D-14

March 2002 leader/supervisor you now rate who fits this example.

3. Training. Person who has not received the training needed to perform current job tasks to standard. This means insufficient, incorrect, or no task training that should have been provided by schools, unit, or OJT experience. Examples: o Not proficient in tasks within job series or MOS. On the answer sheet, enter 9 points for each person you now rate who fits this example. o job. On the answer sheet, enter 9 points for each person you now rate who fits this example. 4. Standards. Person who frequently performs job tasks for which task-conditions-standards or procedures: a) do not exist; b) are not clear; or c) are not practical. Examples: o While conducting vehicle performance tests, two M1 tank drivers, traveling in opposite directions on test track, collided head on. No procedures had been established to control movement on the test track. o Driver attempted to make U-turn in M817 Dump truck but turn radius of vehicle was too wide to complete the turn. Drivers’ PAM did not contain clear and concise guidance on proper procedure for making U-turns in large vehicles. o Soldier, removing a 195-lb rear wheel assembly from an M35A2 2 1/2-ton cargo truck, injured his back. He did not seek assistance in performing this task because the procedure in TM 9-2320-209-10-4 is not practical, i.e., it indicates that one person can safely lift the wheel assembly unaided. On the answer sheet, enter 8 points for each person you now rate who fits the above description. Not proficient in tasks outside job series or MOS (other duties assigned) but required in current

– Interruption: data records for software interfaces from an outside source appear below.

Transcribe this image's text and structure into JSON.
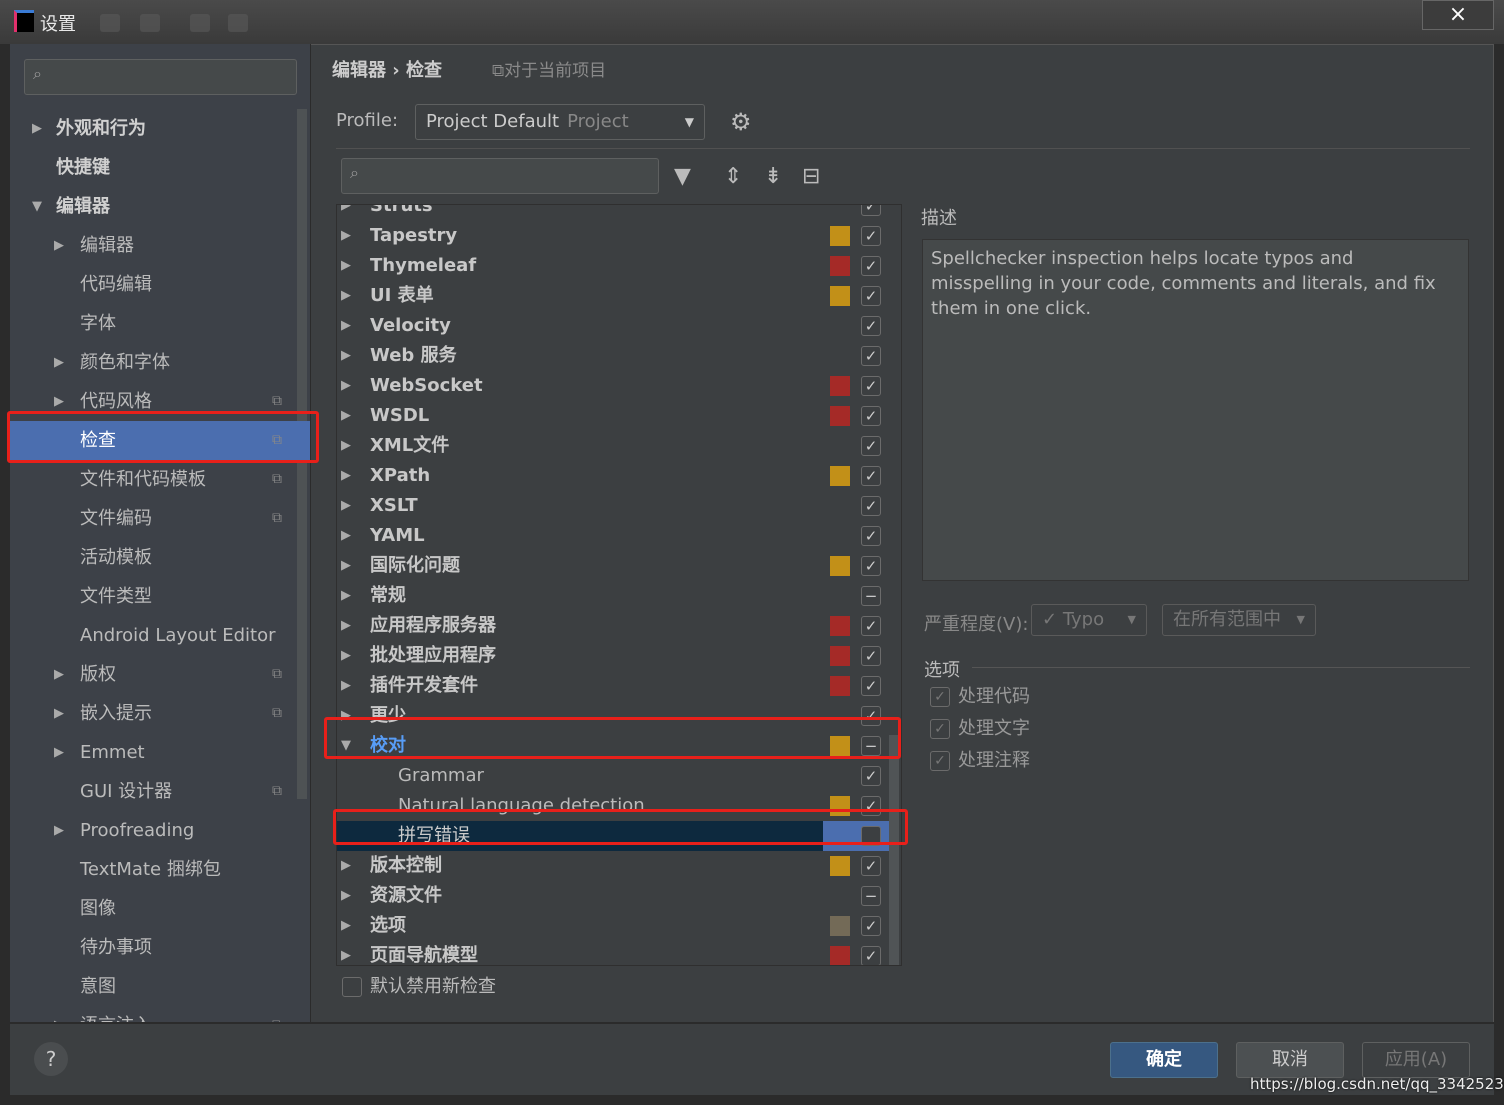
{
  "window": {
    "title": "设置",
    "close_icon": "×"
  },
  "sidebar": {
    "search_placeholder": "",
    "items": [
      {
        "label": "外观和行为",
        "arrow": "▶",
        "level": 0,
        "bold": true
      },
      {
        "label": "快捷键",
        "arrow": "",
        "level": 0,
        "bold": true
      },
      {
        "label": "编辑器",
        "arrow": "▼",
        "level": 0,
        "bold": true
      },
      {
        "label": "编辑器",
        "arrow": "▶",
        "level": 1
      },
      {
        "label": "代码编辑",
        "arrow": "",
        "level": 1
      },
      {
        "label": "字体",
        "arrow": "",
        "level": 1
      },
      {
        "label": "颜色和字体",
        "arrow": "▶",
        "level": 1
      },
      {
        "label": "代码风格",
        "arrow": "▶",
        "level": 1,
        "copy": true
      },
      {
        "label": "检查",
        "arrow": "",
        "level": 1,
        "copy": true,
        "selected": true
      },
      {
        "label": "文件和代码模板",
        "arrow": "",
        "level": 1,
        "copy": true
      },
      {
        "label": "文件编码",
        "arrow": "",
        "level": 1,
        "copy": true
      },
      {
        "label": "活动模板",
        "arrow": "",
        "level": 1
      },
      {
        "label": "文件类型",
        "arrow": "",
        "level": 1
      },
      {
        "label": "Android Layout Editor",
        "arrow": "",
        "level": 1
      },
      {
        "label": "版权",
        "arrow": "▶",
        "level": 1,
        "copy": true
      },
      {
        "label": "嵌入提示",
        "arrow": "▶",
        "level": 1,
        "copy": true
      },
      {
        "label": "Emmet",
        "arrow": "▶",
        "level": 1
      },
      {
        "label": "GUI 设计器",
        "arrow": "",
        "level": 1,
        "copy": true
      },
      {
        "label": "Proofreading",
        "arrow": "▶",
        "level": 1
      },
      {
        "label": "TextMate 捆绑包",
        "arrow": "",
        "level": 1
      },
      {
        "label": "图像",
        "arrow": "",
        "level": 1
      },
      {
        "label": "待办事项",
        "arrow": "",
        "level": 1
      },
      {
        "label": "意图",
        "arrow": "",
        "level": 1
      },
      {
        "label": "语言注入",
        "arrow": "▶",
        "level": 1,
        "copy": true
      }
    ]
  },
  "main": {
    "breadcrumb": "编辑器 › 检查",
    "scope_note": "对于当前项目",
    "profile_label": "Profile:",
    "profile_value": "Project Default",
    "profile_scope": "Project",
    "tree": [
      {
        "label": "Struts",
        "arrow": "▶",
        "sev": "",
        "state": "check"
      },
      {
        "label": "Tapestry",
        "arrow": "▶",
        "sev": "#c29018",
        "state": "check"
      },
      {
        "label": "Thymeleaf",
        "arrow": "▶",
        "sev": "#a52a27",
        "state": "check"
      },
      {
        "label": "UI 表单",
        "arrow": "▶",
        "sev": "#c29018",
        "state": "check"
      },
      {
        "label": "Velocity",
        "arrow": "▶",
        "sev": "",
        "state": "check"
      },
      {
        "label": "Web 服务",
        "arrow": "▶",
        "sev": "",
        "state": "check"
      },
      {
        "label": "WebSocket",
        "arrow": "▶",
        "sev": "#a52a27",
        "state": "check"
      },
      {
        "label": "WSDL",
        "arrow": "▶",
        "sev": "#a52a27",
        "state": "check"
      },
      {
        "label": "XML文件",
        "arrow": "▶",
        "sev": "",
        "state": "check"
      },
      {
        "label": "XPath",
        "arrow": "▶",
        "sev": "#c29018",
        "state": "check"
      },
      {
        "label": "XSLT",
        "arrow": "▶",
        "sev": "",
        "state": "check"
      },
      {
        "label": "YAML",
        "arrow": "▶",
        "sev": "",
        "state": "check"
      },
      {
        "label": "国际化问题",
        "arrow": "▶",
        "sev": "#c29018",
        "state": "check"
      },
      {
        "label": "常规",
        "arrow": "▶",
        "sev": "",
        "state": "partial"
      },
      {
        "label": "应用程序服务器",
        "arrow": "▶",
        "sev": "#a52a27",
        "state": "check"
      },
      {
        "label": "批处理应用程序",
        "arrow": "▶",
        "sev": "#a52a27",
        "state": "check"
      },
      {
        "label": "插件开发套件",
        "arrow": "▶",
        "sev": "#a52a27",
        "state": "check"
      },
      {
        "label": "更少",
        "arrow": "▶",
        "sev": "",
        "state": "check"
      },
      {
        "label": "校对",
        "arrow": "▼",
        "sev": "#c29018",
        "state": "partial",
        "highlight": true
      },
      {
        "label": "Grammar",
        "arrow": "",
        "sev": "",
        "state": "check",
        "child": true
      },
      {
        "label": "Natural language detection",
        "arrow": "",
        "sev": "#c29018",
        "state": "check",
        "child": true
      },
      {
        "label": "拼写错误",
        "arrow": "",
        "sev": "",
        "state": "unchecked",
        "child": true,
        "selected": true
      },
      {
        "label": "版本控制",
        "arrow": "▶",
        "sev": "#c29018",
        "state": "check"
      },
      {
        "label": "资源文件",
        "arrow": "▶",
        "sev": "",
        "state": "partial"
      },
      {
        "label": "选项",
        "arrow": "▶",
        "sev": "#736a57",
        "state": "check"
      },
      {
        "label": "页面导航模型",
        "arrow": "▶",
        "sev": "#a52a27",
        "state": "check"
      }
    ],
    "disable_new_label": "默认禁用新检查",
    "description_label": "描述",
    "description": "Spellchecker inspection helps locate typos and misspelling in your code, comments and literals, and fix them in one click.",
    "severity_label": "严重程度(V):",
    "severity_value": "Typo",
    "scope_value": "在所有范围中",
    "options_label": "选项",
    "options": [
      {
        "label": "处理代码",
        "checked": true
      },
      {
        "label": "处理文字",
        "checked": true
      },
      {
        "label": "处理注释",
        "checked": true
      }
    ]
  },
  "footer": {
    "help": "?",
    "ok": "确定",
    "cancel": "取消",
    "apply": "应用(A)"
  },
  "watermark": "https://blog.csdn.net/qq_33425234",
  "colors": {
    "selection": "#4b6eaf",
    "tree_selection": "#0d293e",
    "annotation": "#e8201a",
    "ok_button": "#365880"
  }
}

D-15

March 2002

5. Support. Person who, through no fault of his/her own, does not receive the support needed to perform job tasks to standard. Shortcomings include type, capability, and amount or condition of support needed. Examples: o o o o Personnel (not full crew, wrong MOS, not trained to standard, etc.) (2 points) Equipment (TA-50, weapons, transportation, safety, etc.) (2 points) Supplies (ammo, fuel, food, water, parts, clothing, publications, etc.) (2 points) Services/facilities (maintenance, medical, personal services, storage, etc.) (2 points)

On the answer sheet, enter 2 points for each of the above examples that fits any person you now rate.

D-16

March 2002

Intentionally Left Blank

D-17

March 2002

ACCIDENT RISK ASSESSMENT OF PERSONNEL RATED BY LEADERS
NAMES OF RATED PERSONNEL

RISK FACTORS (FROM NEXT ACCIDENT ASSESSMENT) 8 8 8 8 8 8 6 12 9 9 8

1. Self discipline (dependability)

a. Counseled for poor performance/conduct

b. Had at fault accidents/citations

c. Abused alcohol/drugs

d. Had judicial/non-judicial punishment

e. GT score of 90 or less

f. Males under age 25

2. Leadership (enforcement of standards)

a. Insufficient knowledge/experience

b. Tolerates below-standard performance

3. Training (job skills and knowledge)

a. Not proficient in tasks within job series or MOS b. Not proficient in assigned tasks outside MOS

4. Standards (task-cond-std/procedure) do not exist

or are not clear/practical

5. Support (insuff amount/type/condition) 2 2 2 2
EACH PERSON'S POINTS RISK

a. Personnel

b. Equipment c. Supplies d. Services/facilities

* KEEP FOR YOUR RECORDS*

POINTS

March 2002